## Exercise aim
The records below must be copied out completely and exactly.
Segment Open
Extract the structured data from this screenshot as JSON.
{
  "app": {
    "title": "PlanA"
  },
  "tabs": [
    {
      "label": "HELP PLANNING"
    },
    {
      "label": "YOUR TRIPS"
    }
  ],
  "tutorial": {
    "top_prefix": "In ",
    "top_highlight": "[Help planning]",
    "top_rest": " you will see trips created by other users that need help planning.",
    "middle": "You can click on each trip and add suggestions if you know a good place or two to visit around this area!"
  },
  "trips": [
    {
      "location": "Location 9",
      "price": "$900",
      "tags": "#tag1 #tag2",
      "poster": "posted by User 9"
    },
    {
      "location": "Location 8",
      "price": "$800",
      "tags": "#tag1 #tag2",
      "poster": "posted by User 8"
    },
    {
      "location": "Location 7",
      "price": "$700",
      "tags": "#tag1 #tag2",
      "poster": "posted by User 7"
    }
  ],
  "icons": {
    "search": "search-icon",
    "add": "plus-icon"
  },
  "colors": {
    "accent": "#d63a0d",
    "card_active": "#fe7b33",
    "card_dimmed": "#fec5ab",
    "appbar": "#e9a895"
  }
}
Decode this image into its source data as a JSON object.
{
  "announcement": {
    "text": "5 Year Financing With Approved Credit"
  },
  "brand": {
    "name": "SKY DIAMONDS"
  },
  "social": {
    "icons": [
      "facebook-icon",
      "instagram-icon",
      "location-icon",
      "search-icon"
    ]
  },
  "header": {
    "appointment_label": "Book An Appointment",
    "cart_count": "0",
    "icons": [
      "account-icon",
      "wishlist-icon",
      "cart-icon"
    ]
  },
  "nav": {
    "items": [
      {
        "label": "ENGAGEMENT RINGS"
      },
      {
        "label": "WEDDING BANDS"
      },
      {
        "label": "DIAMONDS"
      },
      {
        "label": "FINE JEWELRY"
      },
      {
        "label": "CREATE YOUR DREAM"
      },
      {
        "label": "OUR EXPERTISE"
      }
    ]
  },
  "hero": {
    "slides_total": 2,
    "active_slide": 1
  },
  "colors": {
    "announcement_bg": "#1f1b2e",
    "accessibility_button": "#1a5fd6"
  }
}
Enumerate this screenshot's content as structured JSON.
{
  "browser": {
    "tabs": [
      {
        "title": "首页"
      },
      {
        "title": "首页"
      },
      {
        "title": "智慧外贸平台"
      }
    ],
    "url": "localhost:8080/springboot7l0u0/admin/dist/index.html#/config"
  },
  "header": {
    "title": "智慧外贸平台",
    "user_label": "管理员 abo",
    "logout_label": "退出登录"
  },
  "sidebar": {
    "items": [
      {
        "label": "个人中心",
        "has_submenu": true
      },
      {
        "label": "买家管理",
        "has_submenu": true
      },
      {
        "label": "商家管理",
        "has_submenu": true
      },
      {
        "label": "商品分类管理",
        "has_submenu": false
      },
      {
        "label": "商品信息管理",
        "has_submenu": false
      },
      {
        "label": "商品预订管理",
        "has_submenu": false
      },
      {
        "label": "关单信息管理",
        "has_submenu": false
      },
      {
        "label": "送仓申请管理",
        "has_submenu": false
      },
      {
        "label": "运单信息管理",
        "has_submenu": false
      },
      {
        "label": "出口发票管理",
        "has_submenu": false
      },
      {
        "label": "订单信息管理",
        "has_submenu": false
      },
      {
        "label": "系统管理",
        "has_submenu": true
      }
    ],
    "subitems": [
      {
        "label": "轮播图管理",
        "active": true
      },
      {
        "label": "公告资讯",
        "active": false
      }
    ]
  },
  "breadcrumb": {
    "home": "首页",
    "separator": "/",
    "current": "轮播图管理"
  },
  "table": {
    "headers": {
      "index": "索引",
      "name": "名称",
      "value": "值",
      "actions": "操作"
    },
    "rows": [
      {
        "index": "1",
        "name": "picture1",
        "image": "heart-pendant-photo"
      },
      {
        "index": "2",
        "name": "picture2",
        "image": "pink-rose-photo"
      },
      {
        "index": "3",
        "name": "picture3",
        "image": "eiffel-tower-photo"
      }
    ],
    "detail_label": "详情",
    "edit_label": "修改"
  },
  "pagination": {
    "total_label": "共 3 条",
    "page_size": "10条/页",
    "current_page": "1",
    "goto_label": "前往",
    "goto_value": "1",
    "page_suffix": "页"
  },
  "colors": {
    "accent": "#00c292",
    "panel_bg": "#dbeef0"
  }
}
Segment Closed
## Result of the task
Extract the structured data from this screenshot as JSON.
{
  "app": {
    "title": "PlanA"
  },
  "tabs": [
    {
      "label": "HELP PLANNING"
    },
    {
      "label": "YOUR TRIPS"
    }
  ],
  "tutorial": {
    "top_prefix": "In ",
    "top_highlight": "[Help planning]",
    "top_rest": " you will see trips created by other users that need help planning.",
    "middle": "You can click on each trip and add suggestions if you know a good place or two to visit around this area!"
  },
  "trips": [
    {
      "location": "Location 9",
      "price": "$900",
      "tags": "#tag1 #tag2",
      "poster": "posted by User 9"
    },
    {
      "location": "Location 8",
      "price": "$800",
      "tags": "#tag1 #tag2",
      "poster": "posted by User 8"
    },
    {
      "location": "Location 7",
      "price": "$700",
      "tags": "#tag1 #tag2",
      "poster": "posted by User 7"
    }
  ],
  "icons": {
    "search": "search-icon",
    "add": "plus-icon"
  },
  "colors": {
    "accent": "#d63a0d",
    "card_active": "#fe7b33",
    "card_dimmed": "#fec5ab",
    "appbar": "#e9a895"
  }
}
Decode this image into its source data as a JSON object.
{
  "announcement": {
    "text": "5 Year Financing With Approved Credit"
  },
  "brand": {
    "name": "SKY DIAMONDS"
  },
  "social": {
    "icons": [
      "facebook-icon",
      "instagram-icon",
      "location-icon",
      "search-icon"
    ]
  },
  "header": {
    "appointment_label": "Book An Appointment",
    "cart_count": "0",
    "icons": [
      "account-icon",
      "wishlist-icon",
      "cart-icon"
    ]
  },
  "nav": {
    "items": [
      {
        "label": "ENGAGEMENT RINGS"
      },
      {
        "label": "WEDDING BANDS"
      },
      {
        "label": "DIAMONDS"
      },
      {
        "label": "FINE JEWELRY"
      },
      {
        "label": "CREATE YOUR DREAM"
      },
      {
        "label": "OUR EXPERTISE"
      }
    ]
  },
  "hero": {
    "slides_total": 2,
    "active_slide": 1
  },
  "colors": {
    "announcement_bg": "#1f1b2e",
    "accessibility_button": "#1a5fd6"
  }
}
Enumerate this screenshot's content as structured JSON.
{
  "browser": {
    "tabs": [
      {
        "title": "首页"
      },
      {
        "title": "首页"
      },
      {
        "title": "智慧外贸平台"
      }
    ],
    "url": "localhost:8080/springboot7l0u0/admin/dist/index.html#/config"
  },
  "header": {
    "title": "智慧外贸平台",
    "user_label": "管理员 abo",
    "logout_label": "退出登录"
  },
  "sidebar": {
    "items": [
      {
        "label": "个人中心",
        "has_submenu": true
      },
      {
        "label": "买家管理",
        "has_submenu": true
      },
      {
        "label": "商家管理",
        "has_submenu": true
      },
      {
        "label": "商品分类管理",
        "has_submenu": false
      },
      {
        "label": "商品信息管理",
        "has_submenu": false
      },
      {
        "label": "商品预订管理",
        "has_submenu": false
      },
      {
        "label": "关单信息管理",
        "has_submenu": false
      },
      {
        "label": "送仓申请管理",
        "has_submenu": false
      },
      {
        "label": "运单信息管理",
        "has_submenu": false
      },
      {
        "label": "出口发票管理",
        "has_submenu": false
      },
      {
        "label": "订单信息管理",
        "has_submenu": false
      },
      {
        "label": "系统管理",
        "has_submenu": true
      }
    ],
    "subitems": [
      {
        "label": "轮播图管理",
        "active": true
      },
      {
        "label": "公告资讯",
        "active": false
      }
    ]
  },
  "breadcrumb": {
    "home": "首页",
    "separator": "/",
    "current": "轮播图管理"
  },
  "table": {
    "headers": {
      "index": "索引",
      "name": "名称",
      "value": "值",
      "actions": "操作"
    },
    "rows": [
      {
        "index": "1",
        "name": "picture1",
        "image": "heart-pendant-photo"
      },
      {
        "index": "2",
        "name": "picture2",
        "image": "pink-rose-photo"
      },
      {
        "index": "3",
        "name": "picture3",
        "image": "eiffel-tower-photo"
      }
    ],
    "detail_label": "详情",
    "edit_label": "修改"
  },
  "pagination": {
    "total_label": "共 3 条",
    "page_size": "10条/页",
    "current_page": "1",
    "goto_label": "前往",
    "goto_value": "1",
    "page_suffix": "页"
  },
  "colors": {
    "accent": "#00c292",
    "panel_bg": "#dbeef0"
  }
}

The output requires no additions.